In what is most likely the first drop test of the new titanium iPhone 15 Pro, a reviewer flew to Sydney, Australia, and pitted the handset in a series of drops against the stainless steel iPhone 14 Pro.
It wasn’t pretty. In fact, after doing OK in a few little drops, how the iPhone 15 Pro fared in bigger drops was shocking — even disturbing. The older iPhone won, to say the least.
Early drop tests damage titanium iPhone 15 Pro far more than its stainless steel predecessor
In the YouTube video by AppleTrack’s Sam Kohl, the 6-foot-tall reviewer starts off with some waist-high drops of iPhone 15 Pro and 14 Pro on concrete in front of the Sydney Opera House. Watch it below.
“I flew all the way to Australia to get the iPhone 15 early and drop test it vs the iPhone 14 Pro!” He wrote on the video page. “And as it turns out … the titanium iPhone 15 Pro isn’t as strong as I thought it would be.”
That’s an understatement. In the video, he becomes increasingly flabbergasted at how badly the titanium phone handles the bigger drops.
Low drops did little harm
Both the iPhone 15 Pro and 14 Pro do fine in the first few drops on their edges, glass backs and screens, with barely a nick here and there.
But as the drops get higher, up around face-high, the new handset starts to get into trouble. Spiderweb cracking shows up first on the glass back. The iPhone 14 Pro just shows wear on the edges.
iPhone 14 Pro soon shows its mettle
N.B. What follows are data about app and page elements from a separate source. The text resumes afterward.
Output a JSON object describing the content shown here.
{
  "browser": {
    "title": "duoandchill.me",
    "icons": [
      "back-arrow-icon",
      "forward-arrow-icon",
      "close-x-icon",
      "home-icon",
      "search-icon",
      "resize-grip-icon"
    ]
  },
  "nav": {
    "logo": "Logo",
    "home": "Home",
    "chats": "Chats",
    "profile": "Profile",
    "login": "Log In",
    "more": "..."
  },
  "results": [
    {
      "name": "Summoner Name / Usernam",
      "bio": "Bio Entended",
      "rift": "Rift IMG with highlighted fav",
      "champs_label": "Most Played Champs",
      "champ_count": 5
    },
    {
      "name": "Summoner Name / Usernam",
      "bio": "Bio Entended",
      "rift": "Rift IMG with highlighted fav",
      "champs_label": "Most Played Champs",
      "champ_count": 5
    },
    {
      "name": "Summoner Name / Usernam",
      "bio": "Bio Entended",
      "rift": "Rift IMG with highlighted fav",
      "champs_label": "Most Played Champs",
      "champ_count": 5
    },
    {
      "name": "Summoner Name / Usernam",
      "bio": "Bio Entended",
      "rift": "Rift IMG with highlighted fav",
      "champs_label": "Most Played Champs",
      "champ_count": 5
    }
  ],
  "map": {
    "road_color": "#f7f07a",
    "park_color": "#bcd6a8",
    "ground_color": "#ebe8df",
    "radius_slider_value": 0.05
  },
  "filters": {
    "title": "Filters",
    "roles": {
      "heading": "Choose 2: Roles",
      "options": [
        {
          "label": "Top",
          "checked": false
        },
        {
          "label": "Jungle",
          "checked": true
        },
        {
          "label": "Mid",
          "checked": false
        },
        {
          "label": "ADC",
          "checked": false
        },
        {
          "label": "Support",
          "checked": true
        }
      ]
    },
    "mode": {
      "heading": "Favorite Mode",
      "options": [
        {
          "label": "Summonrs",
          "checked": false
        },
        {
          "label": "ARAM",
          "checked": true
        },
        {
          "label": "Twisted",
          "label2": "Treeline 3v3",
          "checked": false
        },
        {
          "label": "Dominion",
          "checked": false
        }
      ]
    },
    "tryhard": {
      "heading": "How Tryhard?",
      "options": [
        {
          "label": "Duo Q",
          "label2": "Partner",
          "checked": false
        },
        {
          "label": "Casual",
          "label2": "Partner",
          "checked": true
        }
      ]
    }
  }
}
Before it’s over, the entertaining video shows the iPhone 15 Pro developing cracks all over the front and back while the older handset looks almost perfect.
The reviewer seeks out higher and higher drops, eventually going to a roughly 40-foot drop from a walkway down to a plaza’s pavement. That’s a big drop for any phone, and it finally caused cracking on the iPhone 14 Pro’s front and back.
But the already-trashed iPhone 14 Pro saw its camera assembly pop out on the 40-footer. And its screen already had stopped functioning in the previous drops. Meanwhile, the iPhone 14 Pro still worked fine even after the huge drop.
Rounded edges may be a problem
Kohl speculates in the video that iPhone 15 Pro’s rounded titanium edges may actually enable impact to spread cracks to the front and back glass more easily than iPhone 14 Pro’s straight stainless-steel banded edges.
For that or other reasons, the iPhone 14 Pro absorbed or perhaps deflected impact much better than the new handset.
It will be interesting to see what more carefully executed drop testing might reveal about iPhone 15 series handsets’ durability.
In the meantime, let’s just say if you buy a new iPhone 15, now’s not the time to experiment with going without a case.